Because it is still Friday in Cancun. Toma, with love:
Today is the second Friday of Lent. And the only reason i remembered is because I knew I needed to write the second part of this post.
This morning, I scarfed down a small plateful of papas con tosino (hashbrowns with bacon and onions) with no shame. And I will probably have chicken fajitas for lunch and a cheeseburger for dinner. But I will be skipping the chocolate cake and opting for coffee instead. My Lent sacrifices are internet TV and dessert.
I didn’t give them up for the sake of Catholic dogma. I gave up two of my favorite addictions because Lent offers a great excuse for me to attempt to free my mind and body from an attachment to the world. I need to return to that ephemeral hope and strength that lies deep inside myself. The sacrifice is just a symbol, a metaphor for the discipline I am already (re)enacting on my own life. And I’m only human. So when i feel tempted, I pray to Ogun. And when I feel lonely, I imagine Oshun at my shoulder and I ask her to return in my dreams.
I approach Lent with the same sense of syncretism and mystery that I approach my own existence. It is a magical thing, it seems to me, to be African-American and Puerto Rican, both at the same time, neither eclipsing the other, both contributing essential elements to my sense of being. It is a magical thing to be a Black Girl from the City and still alive and surviving and loving life. We get a bad rap. But we are still here.
And it is an incredible thing to be said black girl determined to remain hopeful, visionary, dreaming and open to the radical potential of love.
Lent is just a ritual, an occasion to revisit my own heart. And a reminder that I can abstain, that I do not need material things and that they do not form any essential part of me. That this part, this soul, is my own. And God’s. And the Orishas. And the ancestors.
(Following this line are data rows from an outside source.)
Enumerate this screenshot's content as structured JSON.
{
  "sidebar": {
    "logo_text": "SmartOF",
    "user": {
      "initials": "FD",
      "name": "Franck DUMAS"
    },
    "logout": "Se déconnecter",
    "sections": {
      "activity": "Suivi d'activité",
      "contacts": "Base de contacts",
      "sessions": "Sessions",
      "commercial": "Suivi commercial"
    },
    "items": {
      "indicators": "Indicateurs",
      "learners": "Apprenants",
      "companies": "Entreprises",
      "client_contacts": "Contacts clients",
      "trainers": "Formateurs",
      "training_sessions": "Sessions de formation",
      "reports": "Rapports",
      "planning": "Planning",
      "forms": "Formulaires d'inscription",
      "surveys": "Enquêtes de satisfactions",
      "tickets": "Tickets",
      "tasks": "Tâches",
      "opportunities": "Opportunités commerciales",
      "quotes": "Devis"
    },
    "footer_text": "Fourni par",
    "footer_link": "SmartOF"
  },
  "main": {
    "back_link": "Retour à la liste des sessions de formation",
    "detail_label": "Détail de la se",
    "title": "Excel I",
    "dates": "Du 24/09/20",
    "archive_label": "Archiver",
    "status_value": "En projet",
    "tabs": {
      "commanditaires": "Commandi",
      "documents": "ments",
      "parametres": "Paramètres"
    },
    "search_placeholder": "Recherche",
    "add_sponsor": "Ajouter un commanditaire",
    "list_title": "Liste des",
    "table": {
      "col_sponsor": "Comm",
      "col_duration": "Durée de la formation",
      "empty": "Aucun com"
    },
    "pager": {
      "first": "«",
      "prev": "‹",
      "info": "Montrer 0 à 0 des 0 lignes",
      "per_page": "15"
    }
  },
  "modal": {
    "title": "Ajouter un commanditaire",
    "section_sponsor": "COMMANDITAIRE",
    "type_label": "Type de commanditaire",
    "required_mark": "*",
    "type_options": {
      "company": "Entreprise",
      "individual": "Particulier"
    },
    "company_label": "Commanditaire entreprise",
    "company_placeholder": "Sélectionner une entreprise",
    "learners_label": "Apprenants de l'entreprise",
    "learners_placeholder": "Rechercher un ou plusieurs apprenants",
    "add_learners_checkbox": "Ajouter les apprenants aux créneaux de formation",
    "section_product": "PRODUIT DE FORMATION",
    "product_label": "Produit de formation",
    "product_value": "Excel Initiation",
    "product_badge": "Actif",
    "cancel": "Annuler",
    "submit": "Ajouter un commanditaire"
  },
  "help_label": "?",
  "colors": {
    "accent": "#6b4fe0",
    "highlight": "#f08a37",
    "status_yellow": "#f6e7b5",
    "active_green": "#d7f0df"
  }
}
To all those who celebrate, whether the form or the function, I wish you a happy fast season. May you return to the world with clarity, peace, and a stronger relationship to your God. To those who don’t, be patient and tolerant (and helpful!) to those that do. There may be a story there.